TASK DIRECTIONS:
From the data below, report how many lines contain the word "Iniciar", giving the number and nothing else.
Segment Start: EXERCISE DATA
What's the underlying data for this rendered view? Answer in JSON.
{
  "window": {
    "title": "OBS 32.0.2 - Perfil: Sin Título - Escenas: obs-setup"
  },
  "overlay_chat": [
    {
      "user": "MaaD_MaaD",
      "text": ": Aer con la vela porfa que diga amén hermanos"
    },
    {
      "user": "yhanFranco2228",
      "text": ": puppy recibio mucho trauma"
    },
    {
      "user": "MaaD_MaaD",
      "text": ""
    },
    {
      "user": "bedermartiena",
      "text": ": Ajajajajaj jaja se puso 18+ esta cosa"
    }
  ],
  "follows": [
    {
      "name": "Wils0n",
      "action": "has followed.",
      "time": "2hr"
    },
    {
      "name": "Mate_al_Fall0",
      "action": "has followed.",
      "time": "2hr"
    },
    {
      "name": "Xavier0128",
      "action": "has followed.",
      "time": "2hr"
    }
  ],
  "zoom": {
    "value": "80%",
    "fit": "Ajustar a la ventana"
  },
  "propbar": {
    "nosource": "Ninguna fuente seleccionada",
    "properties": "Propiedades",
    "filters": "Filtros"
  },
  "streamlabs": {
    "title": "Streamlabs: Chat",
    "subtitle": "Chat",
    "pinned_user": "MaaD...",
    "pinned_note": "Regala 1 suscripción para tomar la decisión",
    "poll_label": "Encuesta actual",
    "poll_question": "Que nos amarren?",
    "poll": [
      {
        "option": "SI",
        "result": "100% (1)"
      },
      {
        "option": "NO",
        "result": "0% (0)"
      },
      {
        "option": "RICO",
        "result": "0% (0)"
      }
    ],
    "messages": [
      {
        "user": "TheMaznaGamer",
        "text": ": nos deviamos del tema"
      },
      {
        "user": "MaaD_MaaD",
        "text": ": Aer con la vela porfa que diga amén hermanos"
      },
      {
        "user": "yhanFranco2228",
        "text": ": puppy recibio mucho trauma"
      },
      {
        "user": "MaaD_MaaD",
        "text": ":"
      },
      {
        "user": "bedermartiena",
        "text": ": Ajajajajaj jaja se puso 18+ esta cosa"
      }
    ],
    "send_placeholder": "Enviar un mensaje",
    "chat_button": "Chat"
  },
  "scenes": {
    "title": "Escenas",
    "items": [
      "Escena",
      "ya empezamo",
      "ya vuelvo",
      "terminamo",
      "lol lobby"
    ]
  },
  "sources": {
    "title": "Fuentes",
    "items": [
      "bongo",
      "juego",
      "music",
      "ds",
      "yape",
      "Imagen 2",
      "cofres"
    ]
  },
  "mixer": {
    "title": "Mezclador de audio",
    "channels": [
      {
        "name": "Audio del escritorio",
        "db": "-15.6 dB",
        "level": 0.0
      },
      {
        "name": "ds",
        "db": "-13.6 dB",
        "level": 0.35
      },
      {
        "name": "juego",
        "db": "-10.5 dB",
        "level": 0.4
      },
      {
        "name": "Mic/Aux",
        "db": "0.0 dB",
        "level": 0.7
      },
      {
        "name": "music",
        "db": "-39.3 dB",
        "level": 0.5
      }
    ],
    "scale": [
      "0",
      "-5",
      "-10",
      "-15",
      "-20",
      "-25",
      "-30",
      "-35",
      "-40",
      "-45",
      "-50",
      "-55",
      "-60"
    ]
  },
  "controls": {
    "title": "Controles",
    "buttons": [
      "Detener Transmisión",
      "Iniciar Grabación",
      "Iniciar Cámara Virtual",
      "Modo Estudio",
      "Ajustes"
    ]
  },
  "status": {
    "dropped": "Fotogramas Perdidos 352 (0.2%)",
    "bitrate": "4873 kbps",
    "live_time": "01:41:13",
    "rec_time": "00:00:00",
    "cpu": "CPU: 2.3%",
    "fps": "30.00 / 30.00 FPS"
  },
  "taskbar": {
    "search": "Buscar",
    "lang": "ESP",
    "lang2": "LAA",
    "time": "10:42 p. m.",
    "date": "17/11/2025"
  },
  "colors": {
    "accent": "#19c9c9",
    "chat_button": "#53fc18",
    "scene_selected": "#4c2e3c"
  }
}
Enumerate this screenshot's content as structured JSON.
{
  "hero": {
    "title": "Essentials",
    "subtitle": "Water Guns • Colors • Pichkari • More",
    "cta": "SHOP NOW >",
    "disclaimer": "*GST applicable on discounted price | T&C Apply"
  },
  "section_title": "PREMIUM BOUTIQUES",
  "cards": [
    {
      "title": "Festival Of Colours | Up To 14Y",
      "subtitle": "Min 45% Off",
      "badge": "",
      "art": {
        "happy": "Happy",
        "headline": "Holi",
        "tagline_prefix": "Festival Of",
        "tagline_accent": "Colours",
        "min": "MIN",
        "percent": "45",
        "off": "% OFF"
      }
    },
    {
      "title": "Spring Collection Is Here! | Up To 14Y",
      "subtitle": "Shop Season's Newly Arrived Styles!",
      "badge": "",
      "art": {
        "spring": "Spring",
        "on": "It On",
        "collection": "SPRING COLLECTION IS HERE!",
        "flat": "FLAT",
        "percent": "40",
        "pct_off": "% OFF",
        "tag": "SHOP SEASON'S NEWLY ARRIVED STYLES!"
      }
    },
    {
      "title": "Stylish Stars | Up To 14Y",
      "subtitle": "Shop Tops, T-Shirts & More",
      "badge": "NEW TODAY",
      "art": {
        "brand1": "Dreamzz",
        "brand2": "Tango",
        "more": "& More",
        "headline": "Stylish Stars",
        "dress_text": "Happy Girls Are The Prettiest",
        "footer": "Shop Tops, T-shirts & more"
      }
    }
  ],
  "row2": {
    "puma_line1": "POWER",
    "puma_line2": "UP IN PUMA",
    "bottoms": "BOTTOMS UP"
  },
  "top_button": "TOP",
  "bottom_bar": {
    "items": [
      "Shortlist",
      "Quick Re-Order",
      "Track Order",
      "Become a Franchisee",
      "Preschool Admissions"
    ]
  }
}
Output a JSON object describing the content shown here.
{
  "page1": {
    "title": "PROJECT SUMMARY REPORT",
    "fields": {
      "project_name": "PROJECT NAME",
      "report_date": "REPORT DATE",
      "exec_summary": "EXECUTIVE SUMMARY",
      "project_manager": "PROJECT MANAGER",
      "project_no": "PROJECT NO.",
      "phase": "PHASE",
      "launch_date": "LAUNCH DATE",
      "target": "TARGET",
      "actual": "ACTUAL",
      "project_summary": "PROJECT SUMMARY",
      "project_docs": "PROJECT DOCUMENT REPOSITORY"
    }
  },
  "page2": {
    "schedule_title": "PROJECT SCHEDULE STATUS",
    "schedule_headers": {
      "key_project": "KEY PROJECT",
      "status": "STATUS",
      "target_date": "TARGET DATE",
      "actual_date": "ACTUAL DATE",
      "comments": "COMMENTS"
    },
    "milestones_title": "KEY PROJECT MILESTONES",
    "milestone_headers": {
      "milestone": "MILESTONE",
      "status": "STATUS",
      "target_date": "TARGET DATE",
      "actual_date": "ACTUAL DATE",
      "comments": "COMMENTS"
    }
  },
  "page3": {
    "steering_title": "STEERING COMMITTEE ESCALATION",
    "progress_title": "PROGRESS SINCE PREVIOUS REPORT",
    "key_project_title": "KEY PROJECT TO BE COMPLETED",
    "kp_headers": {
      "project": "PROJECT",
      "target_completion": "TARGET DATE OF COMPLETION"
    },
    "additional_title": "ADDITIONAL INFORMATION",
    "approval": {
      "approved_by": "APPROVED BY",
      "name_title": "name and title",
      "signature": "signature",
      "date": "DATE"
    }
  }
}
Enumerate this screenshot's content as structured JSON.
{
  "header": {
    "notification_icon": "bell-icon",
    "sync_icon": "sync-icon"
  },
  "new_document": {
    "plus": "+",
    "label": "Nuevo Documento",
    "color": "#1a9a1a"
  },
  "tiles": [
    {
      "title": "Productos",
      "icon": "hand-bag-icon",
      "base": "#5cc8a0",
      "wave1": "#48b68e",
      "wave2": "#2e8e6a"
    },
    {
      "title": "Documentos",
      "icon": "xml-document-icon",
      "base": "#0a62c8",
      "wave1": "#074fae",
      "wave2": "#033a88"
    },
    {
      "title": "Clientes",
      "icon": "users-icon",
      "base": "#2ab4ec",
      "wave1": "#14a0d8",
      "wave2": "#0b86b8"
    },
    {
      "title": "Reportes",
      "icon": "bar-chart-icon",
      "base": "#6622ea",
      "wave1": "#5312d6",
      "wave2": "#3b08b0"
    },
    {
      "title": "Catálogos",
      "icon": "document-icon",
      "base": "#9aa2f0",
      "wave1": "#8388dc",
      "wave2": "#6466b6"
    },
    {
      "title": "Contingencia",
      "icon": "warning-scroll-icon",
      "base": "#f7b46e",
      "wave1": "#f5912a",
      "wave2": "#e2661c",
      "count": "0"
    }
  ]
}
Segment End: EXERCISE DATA
RESULT BELOW:
2